Nollywood has experiences one of the most significant impacts of globalisation within the global film industries and is now recognised as the 3rdlargest film industry in the world; selling roughly 50,000 copies of around 30 new titles movies per week. As discussed in the following reliable sources, directors of Nollywood films have learnt to adapt new technologies to their films as soon as they become affordable and hence are perceived as rare and intriguing.
Okome, Onookome 2007, ‘Nollywood: spectatorship, audience and the sites of consumption’, Postcolonial text, vol. 3, no. 2, pp. 1-21
This source looks at Nollywood’slocal audience and the way it consumes Nollywood. The concept of Nollywood originated in Lagos in Nigeria and only began to get recognition in 2000 when the films were entered in international film festivals. In 2002 Jane Bryce introduced Tunde Kelani, the camera man and producer of many Nollywood films to the Second edition of the Festival of African and Caribbean Film and was eager for the anticipation of audience’s reactions to Nollywood films. Since then, their films of unqualified success have become “common talk” among fans and media students, however, as discussed by Pierre Barrot in some of what is said to be the most salient arguments is that it is still believed that Nollywood regularly faces issues of non-recognition, including the fact of its domestic market being too small. The source additionally discussed Karin Barber’s recognition of the lack of recognition and involvement / interactions Nollywood receives. It also discusses how Nollywood films are produced off shoestring budgets and how they have control over all aspects of the production and organisation of its operations, this being the main point of difference from the Francophone cinema of French West Africa, showing their national unity. In addition, the fact that Nollywood thrives in the areas that African Francophone film makers struggle with. This highlighting how the source id considered reliable and relatable to the discussions of global film industries.
Rice, Andrew 2012 ‘A Scorsese in Lagos’, The Makingof Nigeria’s Film Industry, The New York Times Magazine
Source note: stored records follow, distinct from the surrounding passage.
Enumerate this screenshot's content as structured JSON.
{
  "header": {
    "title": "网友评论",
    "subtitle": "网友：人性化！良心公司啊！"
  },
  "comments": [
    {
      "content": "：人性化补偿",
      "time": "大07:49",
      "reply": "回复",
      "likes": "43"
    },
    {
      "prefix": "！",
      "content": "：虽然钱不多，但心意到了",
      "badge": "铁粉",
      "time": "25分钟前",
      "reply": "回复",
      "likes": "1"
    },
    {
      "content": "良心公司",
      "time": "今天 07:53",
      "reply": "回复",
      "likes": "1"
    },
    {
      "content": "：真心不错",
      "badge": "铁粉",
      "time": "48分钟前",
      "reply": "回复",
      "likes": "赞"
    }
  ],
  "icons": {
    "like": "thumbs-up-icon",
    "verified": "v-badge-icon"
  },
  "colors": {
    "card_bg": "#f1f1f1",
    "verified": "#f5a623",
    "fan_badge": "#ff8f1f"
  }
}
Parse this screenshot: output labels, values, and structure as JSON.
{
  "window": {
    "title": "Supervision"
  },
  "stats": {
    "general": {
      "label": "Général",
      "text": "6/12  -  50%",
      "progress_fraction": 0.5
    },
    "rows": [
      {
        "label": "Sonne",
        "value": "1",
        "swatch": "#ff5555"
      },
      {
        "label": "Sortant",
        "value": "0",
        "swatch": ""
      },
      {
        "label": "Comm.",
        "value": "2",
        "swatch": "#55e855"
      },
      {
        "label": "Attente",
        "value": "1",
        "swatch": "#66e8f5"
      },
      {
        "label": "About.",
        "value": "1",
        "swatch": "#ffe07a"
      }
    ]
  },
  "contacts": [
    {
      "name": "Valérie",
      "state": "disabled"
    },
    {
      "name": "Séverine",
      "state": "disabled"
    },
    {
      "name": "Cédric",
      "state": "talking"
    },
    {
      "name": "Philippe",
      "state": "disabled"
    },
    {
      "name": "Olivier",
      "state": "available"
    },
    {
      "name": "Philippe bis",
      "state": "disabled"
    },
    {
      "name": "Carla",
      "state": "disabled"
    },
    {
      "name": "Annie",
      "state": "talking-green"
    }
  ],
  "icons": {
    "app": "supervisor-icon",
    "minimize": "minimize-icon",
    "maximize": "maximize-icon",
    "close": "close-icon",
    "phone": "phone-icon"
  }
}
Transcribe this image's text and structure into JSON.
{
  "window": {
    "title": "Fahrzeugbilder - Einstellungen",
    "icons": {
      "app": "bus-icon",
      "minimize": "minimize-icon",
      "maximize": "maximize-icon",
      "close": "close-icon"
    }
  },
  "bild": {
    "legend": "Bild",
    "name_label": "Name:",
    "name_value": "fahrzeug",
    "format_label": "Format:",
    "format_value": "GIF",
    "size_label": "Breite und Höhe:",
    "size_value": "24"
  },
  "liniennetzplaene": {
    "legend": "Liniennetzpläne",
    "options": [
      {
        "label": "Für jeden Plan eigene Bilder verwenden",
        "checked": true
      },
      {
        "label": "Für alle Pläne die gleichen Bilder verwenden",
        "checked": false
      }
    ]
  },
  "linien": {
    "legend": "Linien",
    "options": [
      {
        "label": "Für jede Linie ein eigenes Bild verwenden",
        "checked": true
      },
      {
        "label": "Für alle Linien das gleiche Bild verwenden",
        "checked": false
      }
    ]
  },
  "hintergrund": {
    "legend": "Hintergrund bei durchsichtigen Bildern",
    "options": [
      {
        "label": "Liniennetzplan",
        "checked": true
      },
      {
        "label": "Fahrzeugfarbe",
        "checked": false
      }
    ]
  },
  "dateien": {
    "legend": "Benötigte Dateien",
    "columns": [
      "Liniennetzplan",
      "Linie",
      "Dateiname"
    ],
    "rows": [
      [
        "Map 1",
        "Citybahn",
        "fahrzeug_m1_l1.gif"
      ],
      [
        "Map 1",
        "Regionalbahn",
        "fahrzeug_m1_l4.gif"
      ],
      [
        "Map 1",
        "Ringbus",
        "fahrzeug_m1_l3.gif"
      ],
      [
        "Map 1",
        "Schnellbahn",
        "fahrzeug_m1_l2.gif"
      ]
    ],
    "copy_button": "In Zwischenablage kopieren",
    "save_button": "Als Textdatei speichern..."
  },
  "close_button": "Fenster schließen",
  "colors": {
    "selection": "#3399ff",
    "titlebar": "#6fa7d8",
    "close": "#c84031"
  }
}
This Magazine article tells us about the life of African filmmaker Kunle Afolayan and his dream to make ‘huge, explosive, American style blockbusters’ in Nigeria.it is stated that Nollywood film producers like to make the films highly exaugurated and tend to produce fright or fantasy remakes with melodramatic acting. It discusses how between 1994-2005 Nollywood film productions grew from a handful of feature movies to 2500 that year and is now highly recognised, producing on average over a thousand titles a year and now being a $500 million Nigerian movie business. Moviemaking is now considered to be one of Nigeria’s largest sources of private sector employment with the first Nollywood movie said to be made by a small-time electronics trader. It is also discussed how the New York Film Academy conducted a month-long program taught 250 Nigerian students the rudiments of professional film making techniques in 2012 and how the industry is dependent on their natural recourses and charities. This is considered a reliable and relatable recourse as it discusses relevant developments within global film industries.